- [TRY IT] The string "value" appears in some lines of the data. Report how many, with no other words.

(Website and app data records)
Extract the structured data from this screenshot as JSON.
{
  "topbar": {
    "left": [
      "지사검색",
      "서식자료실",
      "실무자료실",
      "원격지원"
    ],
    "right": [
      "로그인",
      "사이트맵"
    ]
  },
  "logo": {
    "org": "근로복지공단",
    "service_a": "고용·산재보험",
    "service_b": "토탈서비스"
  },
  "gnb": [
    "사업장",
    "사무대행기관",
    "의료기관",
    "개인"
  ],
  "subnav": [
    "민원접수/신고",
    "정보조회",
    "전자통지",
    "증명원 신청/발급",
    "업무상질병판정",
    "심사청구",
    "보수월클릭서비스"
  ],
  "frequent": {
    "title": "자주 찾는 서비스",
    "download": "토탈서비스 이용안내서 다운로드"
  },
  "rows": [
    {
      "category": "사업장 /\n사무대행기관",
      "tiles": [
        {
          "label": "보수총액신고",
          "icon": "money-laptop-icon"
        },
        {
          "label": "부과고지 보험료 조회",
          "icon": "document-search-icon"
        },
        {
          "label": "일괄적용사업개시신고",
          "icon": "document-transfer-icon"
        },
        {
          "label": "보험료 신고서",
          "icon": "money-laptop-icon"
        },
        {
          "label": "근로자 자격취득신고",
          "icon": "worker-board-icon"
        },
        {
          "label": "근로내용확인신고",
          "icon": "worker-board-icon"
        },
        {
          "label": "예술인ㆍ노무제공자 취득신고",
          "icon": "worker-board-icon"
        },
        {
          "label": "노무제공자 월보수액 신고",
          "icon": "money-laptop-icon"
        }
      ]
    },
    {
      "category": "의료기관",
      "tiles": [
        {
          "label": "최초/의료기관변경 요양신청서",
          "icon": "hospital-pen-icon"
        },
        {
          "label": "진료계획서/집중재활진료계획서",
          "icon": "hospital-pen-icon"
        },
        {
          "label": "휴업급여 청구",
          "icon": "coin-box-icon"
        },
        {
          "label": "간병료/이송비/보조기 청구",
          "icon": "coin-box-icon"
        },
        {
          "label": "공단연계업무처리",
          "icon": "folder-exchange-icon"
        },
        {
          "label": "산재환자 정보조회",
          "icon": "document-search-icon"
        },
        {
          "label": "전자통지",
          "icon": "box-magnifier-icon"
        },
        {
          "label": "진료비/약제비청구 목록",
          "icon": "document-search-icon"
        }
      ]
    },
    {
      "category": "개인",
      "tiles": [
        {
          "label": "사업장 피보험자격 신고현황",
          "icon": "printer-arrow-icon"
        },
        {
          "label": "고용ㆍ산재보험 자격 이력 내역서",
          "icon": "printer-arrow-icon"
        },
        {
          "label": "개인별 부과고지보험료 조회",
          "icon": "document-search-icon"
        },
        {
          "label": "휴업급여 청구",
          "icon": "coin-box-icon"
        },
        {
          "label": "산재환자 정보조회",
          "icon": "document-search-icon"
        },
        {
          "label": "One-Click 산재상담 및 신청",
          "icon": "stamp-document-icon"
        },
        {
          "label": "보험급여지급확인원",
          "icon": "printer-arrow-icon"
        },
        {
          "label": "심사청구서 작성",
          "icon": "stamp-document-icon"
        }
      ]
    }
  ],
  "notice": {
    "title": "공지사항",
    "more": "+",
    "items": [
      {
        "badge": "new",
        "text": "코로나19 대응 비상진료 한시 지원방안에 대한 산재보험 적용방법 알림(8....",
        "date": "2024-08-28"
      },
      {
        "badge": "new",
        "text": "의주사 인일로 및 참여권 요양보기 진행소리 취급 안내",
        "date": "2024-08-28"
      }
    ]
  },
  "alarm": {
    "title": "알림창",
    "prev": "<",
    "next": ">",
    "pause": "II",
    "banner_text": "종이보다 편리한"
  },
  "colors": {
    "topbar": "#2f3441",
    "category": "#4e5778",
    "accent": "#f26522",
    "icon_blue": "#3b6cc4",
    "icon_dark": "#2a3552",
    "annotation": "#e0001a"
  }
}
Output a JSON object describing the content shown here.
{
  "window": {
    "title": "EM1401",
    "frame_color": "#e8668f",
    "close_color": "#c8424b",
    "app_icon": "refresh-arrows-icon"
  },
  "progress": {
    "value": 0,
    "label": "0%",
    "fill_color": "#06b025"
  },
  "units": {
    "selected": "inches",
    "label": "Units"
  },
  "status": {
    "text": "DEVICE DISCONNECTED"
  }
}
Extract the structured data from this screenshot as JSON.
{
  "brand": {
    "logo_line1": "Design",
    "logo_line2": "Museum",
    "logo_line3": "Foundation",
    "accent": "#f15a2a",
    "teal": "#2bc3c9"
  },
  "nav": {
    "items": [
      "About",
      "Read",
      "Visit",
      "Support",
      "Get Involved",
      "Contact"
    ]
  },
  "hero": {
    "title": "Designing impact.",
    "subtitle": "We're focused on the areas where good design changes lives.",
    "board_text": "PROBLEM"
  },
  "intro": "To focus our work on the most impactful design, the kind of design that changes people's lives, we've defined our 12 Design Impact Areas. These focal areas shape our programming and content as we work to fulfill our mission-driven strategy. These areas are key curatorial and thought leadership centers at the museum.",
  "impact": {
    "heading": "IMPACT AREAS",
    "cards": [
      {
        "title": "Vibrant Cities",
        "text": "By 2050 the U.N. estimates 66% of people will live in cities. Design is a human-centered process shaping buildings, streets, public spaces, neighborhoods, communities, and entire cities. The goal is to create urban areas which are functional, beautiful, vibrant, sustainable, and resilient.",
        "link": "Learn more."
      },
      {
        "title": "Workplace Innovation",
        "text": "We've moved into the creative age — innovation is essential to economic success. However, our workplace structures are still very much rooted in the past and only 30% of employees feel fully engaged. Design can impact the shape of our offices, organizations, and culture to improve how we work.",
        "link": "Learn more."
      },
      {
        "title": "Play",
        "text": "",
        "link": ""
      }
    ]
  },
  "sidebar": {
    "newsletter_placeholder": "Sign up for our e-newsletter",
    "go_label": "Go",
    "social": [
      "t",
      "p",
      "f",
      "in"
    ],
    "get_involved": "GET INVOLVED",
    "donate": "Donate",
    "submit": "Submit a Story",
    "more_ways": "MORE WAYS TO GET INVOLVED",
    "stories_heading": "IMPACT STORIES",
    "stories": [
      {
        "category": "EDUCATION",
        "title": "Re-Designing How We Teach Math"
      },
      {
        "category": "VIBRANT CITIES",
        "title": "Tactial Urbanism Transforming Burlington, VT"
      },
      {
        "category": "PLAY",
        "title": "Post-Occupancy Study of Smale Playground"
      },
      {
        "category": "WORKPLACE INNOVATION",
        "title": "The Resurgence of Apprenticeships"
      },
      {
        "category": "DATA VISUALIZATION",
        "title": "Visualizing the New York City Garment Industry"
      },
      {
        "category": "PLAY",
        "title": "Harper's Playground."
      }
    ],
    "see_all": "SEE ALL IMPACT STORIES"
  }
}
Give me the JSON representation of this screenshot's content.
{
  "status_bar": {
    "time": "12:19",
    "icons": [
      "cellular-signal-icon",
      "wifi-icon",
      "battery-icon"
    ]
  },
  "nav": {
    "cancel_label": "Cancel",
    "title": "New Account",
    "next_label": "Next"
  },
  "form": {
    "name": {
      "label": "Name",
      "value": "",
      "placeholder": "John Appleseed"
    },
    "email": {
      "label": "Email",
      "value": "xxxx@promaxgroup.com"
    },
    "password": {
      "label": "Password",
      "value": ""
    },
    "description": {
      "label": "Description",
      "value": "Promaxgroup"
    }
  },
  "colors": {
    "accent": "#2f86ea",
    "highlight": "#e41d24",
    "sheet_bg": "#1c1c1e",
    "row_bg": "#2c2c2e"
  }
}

- [RESPONSE TO THIS EXERCISE] 5